Roots–Onions, carrots, turnips, parsnips, radishes, beets, potatoes, yams, sweet potatoes–if it grows underground, and was harvested in Autumn, it’s a Winter food too. This is a very broad category so I can’t list all their vitamins or specific healing properties–but all roots create strength, tonify the center and the digestion. Pungent roots like onions clear phlegm and warm digestion. Sweet roots like yams and sweet potatoes nourish the Earth element. Eat a wide variety. Use longer cooking methods such as stewing, roasting or adding them to soups for cooler months.

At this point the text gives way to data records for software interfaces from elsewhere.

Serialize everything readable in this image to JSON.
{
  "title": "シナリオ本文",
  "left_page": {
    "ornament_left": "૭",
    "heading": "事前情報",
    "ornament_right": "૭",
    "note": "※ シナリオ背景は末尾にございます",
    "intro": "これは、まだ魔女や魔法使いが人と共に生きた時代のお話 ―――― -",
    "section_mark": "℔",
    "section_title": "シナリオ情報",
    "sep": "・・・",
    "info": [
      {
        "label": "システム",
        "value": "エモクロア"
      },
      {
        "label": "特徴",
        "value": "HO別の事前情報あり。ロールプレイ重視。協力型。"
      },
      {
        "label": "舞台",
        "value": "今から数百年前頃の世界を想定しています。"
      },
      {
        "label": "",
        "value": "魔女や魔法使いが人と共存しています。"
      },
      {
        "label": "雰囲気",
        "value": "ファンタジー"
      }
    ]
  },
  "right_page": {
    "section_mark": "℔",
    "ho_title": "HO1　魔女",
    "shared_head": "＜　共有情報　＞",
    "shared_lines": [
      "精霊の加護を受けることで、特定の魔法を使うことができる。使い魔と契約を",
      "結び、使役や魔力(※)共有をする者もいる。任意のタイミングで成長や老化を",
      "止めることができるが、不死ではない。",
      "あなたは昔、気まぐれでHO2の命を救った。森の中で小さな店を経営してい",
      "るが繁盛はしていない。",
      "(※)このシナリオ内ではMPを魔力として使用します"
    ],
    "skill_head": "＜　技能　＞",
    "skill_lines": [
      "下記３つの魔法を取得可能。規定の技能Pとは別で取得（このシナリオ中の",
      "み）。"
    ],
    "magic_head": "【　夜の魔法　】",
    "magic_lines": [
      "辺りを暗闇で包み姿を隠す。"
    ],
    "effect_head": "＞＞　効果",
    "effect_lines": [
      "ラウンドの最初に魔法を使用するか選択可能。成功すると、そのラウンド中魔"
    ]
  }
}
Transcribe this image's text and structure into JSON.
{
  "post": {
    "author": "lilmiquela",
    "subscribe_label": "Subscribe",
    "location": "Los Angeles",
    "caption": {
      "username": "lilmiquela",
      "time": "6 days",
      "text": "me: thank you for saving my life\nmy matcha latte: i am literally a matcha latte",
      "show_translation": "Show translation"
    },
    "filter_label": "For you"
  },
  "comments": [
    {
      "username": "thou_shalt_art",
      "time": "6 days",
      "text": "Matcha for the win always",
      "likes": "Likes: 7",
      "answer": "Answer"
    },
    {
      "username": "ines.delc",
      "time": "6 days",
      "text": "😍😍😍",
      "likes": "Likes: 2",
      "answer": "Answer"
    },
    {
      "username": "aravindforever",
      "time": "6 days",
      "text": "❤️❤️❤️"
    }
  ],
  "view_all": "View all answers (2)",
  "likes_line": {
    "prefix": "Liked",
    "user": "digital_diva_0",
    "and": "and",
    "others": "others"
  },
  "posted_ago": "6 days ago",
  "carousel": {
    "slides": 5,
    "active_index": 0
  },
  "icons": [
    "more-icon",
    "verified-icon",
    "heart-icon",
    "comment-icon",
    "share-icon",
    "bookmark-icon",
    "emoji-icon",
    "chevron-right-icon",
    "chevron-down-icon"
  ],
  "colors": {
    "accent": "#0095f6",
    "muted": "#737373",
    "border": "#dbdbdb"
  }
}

Animal proteins and broths–Animal flesh is warming and grounding by nature, and for those who choose to eat it, a little more during the cooler months is appropriate. Ideally, roast, bake or stew the meat and make up broths. The longer cooking time, again, helps move the energy in the body inward, warming and deeply nourishing.
Whole grains–Whole grains have been an integral part of our diets since we first started cultivating the Fertile Crescent, about 10,000 years ago. And whole grains are still an essential part of our diets today, providing essential vitamins, minerals, proteins and complex carbohydrates. Whole grains are loaded with complex (there’s the key) carbohydrates. All carbohydrates create energy, but the more simple the carb (like refined grains–bread, pasta) burn too quickly and spike they glycemic index. Complex carbohydrates burn are longer chains that take the body longer to break down, they stabilize blood sugar, create warmth and energy. Black rice specifically corresponds with the Winter element and the Kidneys.
Lentils and legumes—High in fiber, protein, and vitamins lentils and legumes are complex meaning they regulate blood sugar–great for diabetes. They contain properties that counter cancer causing compounds in the intestines, they help relieve depression and fortify the body overall. In Chinese medicine terms, they recharge Kidneys and adrenal glands while calming the nervous system. They encourage growth and stimulate the brain, spine and bone marrow. They also drain damp excess conditions like edema and obesity. Add them to soups, eat hummus or black bean dips, make up a lentil soup. If you don’t regularly consume lentils and legumes, start slowly maybe one type at a time and use a digestive enzyme until your system starts to increase the creation of the its own enzymes.
Nuts and seeds–Tight little bundles of nutrition and energy. Nuts and seeds build and strengthen the body. They add on weight and fight deficiencies. Yin building (fluids and fats) and warming nuts are good for thin, weak and frail types. Limit your intake to about a handful a day and use a wide variety. Use fresh nuts, keeping them in the shell until ready to use or freeze hulled nuts to avoid rancid oils that will aggravate allergies and weaken the immune system. Walnuts correspond to the Kidneys, brains and marrow. Cashews, the nuts highest in fats, benefit the Kidneys and nourish the nervous system. Nuts should be avoided if there is excess dampness, phlegm or yeast. Read more about nuts.
Mushrooms and fungus–Fabulous for the immune system, the Lungs and Kidneys, mushrooms start coming available again in the Autumn and dry and store very well through the Winter. Mushroom Hot Pot?
The colors blue and black–Each season has a corresponding color and foods of the same color benefit the organ. Winter’s colors are blue and black, so add in dark berries, black rice, black sesame and things like a little soy sauce.
Our second favorite flavor–right behind sweet. The salty flavor is helps to regulate proper water balance in the body, when used appropriately. It descends the energy deep into the core and softens hard masses. Out of balance it overly burdens our Kidneys, Bladder and Heart…read more here.
Here’s to an introspective Winter.